(What you are asked to do):
Lift out each line of the data that holds "我的影片".

(Data under study):
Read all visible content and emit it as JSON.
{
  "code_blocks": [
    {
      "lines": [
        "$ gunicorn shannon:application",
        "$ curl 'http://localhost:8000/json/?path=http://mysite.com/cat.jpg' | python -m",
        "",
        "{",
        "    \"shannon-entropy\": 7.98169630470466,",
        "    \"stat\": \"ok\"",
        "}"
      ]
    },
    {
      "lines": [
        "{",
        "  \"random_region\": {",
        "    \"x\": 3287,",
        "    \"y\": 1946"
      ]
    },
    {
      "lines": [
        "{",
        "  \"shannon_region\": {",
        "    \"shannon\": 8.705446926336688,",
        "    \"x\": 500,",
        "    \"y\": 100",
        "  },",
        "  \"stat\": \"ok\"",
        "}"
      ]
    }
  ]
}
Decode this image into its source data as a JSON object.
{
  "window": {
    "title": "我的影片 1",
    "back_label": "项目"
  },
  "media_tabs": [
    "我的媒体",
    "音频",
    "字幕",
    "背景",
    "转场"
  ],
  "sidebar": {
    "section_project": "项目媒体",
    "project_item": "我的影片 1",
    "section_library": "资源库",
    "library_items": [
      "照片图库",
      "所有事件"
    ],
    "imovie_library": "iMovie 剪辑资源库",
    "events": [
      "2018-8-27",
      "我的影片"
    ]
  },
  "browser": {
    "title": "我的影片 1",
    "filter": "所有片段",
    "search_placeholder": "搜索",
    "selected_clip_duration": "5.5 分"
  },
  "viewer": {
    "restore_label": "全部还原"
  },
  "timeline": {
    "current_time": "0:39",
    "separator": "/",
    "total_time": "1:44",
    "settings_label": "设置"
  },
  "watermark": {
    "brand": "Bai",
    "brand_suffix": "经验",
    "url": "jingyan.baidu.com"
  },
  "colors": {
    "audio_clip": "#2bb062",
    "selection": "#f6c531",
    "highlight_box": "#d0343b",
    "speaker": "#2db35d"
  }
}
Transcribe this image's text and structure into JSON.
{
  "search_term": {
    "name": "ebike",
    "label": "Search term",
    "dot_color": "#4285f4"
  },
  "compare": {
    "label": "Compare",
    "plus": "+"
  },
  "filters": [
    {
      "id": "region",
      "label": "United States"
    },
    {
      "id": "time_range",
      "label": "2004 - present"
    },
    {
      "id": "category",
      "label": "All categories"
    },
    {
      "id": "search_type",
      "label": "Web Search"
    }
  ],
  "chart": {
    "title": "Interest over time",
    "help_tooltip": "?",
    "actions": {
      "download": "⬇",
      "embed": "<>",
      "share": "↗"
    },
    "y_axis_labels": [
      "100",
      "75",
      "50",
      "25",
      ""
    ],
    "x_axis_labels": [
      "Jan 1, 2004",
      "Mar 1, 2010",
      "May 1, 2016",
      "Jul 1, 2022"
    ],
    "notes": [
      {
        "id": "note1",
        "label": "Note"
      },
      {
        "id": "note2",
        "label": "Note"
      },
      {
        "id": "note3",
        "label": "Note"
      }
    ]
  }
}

(Problem solution):
    "title": "我的影片 1",
    "project_item": "我的影片 1",
      "我的影片"
    "title": "我的影片 1",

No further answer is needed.